UNEP: Corruption Threatens Carbon Trade
Corruption has become a serious threat to the sustainability of climate control mechanisms, especially cap-and-trade systems, according to the latest bulletin from the United Nations Environmental Program (UNEP).
Corruption limits the overall reliability and effectiveness of environmental programs, the bulletin read, as “actors prioritize private benefits at the expense of socially optimal outcomes.”
While high levels of corruption can be linked to increased deforestation, air pollution, reduced water access, and damage to biodiversity, emissions trade schemes such as cap-and-trade systems seem particularly vulnerable to exploitation.
Cap-and-trade systems are one proposed method to limit greenhouse gas emissions. Under such plans, limits, or caps, are placed on annual greenhouse emissions. Each entity, be it a nation or a company, is given an emission limit. If an entity goes over that limit, it must either buy carbon credits from others who have stayed below their limit, or pay a fine. In theory, this scheme rewards those who stay below the greenhouse gas emission limit. In practice, it is a system rife with corruption.
The European Union, which boasts the largest cap-and-trade system in the world, has been repeatedly damaged by corruption, which has included the re-sale and misreporting of used carbon offsets, and “sophisticated computer hacking” which led to thefts from national carbon emission registries. While both can be purchased and traded, carbon offsets are different than carbon credits in that offsets represent tangible projects ranging from forestry and land use change, whereas credits are similar to a currency, each credit worth a set amount of carbon emission. An entity can therefore obtain carbon credits in exchange for funding an offset program, as well as buy them on the open market.
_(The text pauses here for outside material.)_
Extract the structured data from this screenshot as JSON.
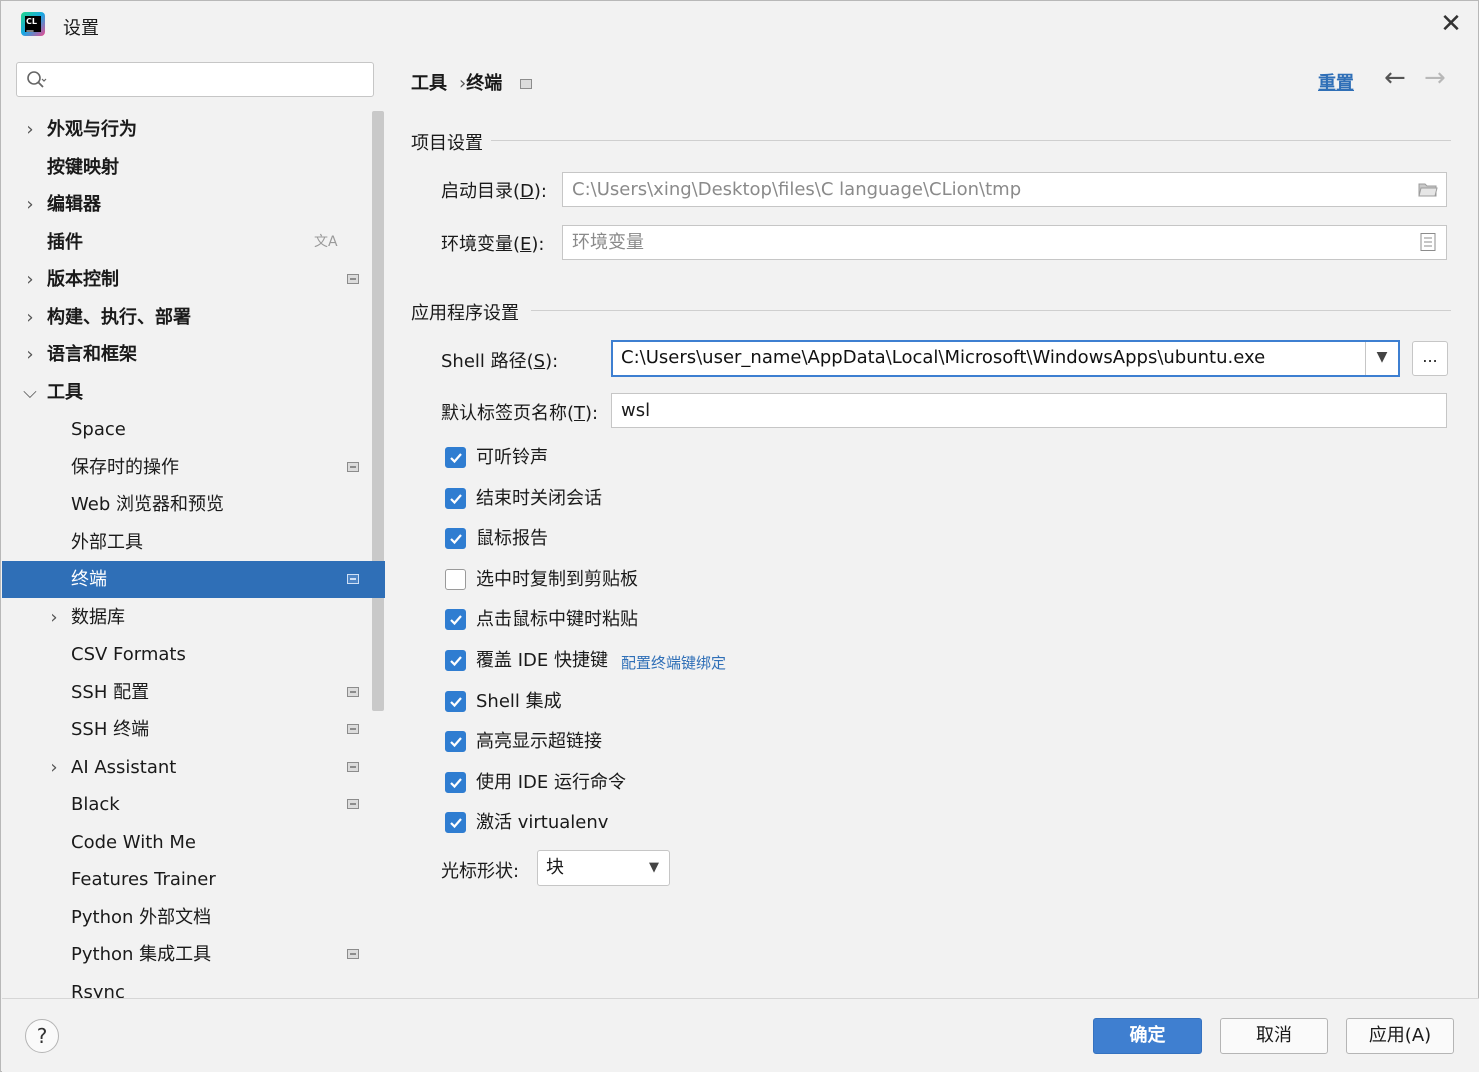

But the biggest threat is value-added tax fraud. In 2010, authorities uncovered VAT fraud in carbon trading which amounted to an estimated $6.45 billion in losses. In this form of VAT fraud, known as carousel fraud, the carbon credit trader sells the carbon credit to a buyer, charges a VAT, and then keeps the taxes meant for the government. The trader then quickly disappears. Rampant carousel fraud led to a restructuring of the carbon trade system’s tax structure, but not before a deflation of 90 percent in the carbon market caused a temporary cessation of carbon trade, the UNEP bulletin said.
As regional climate control frameworks such as Europe’s carbon trading system, and the global Reducing Emissions from Deforestation and Forest Degradation (REDD+) initiative become more popular, the success of climate control will depend heavily on the ability of these systems to effectively limit and counter corruption.
Public trust in the ability of these institutions to counter climate change could be seriously hampered by continued corruption, the agency said, noting that climate control discussions occur “against the backdrop of a protracted global financial crisis,” which means that every dollar lost to corruption has a greater impact.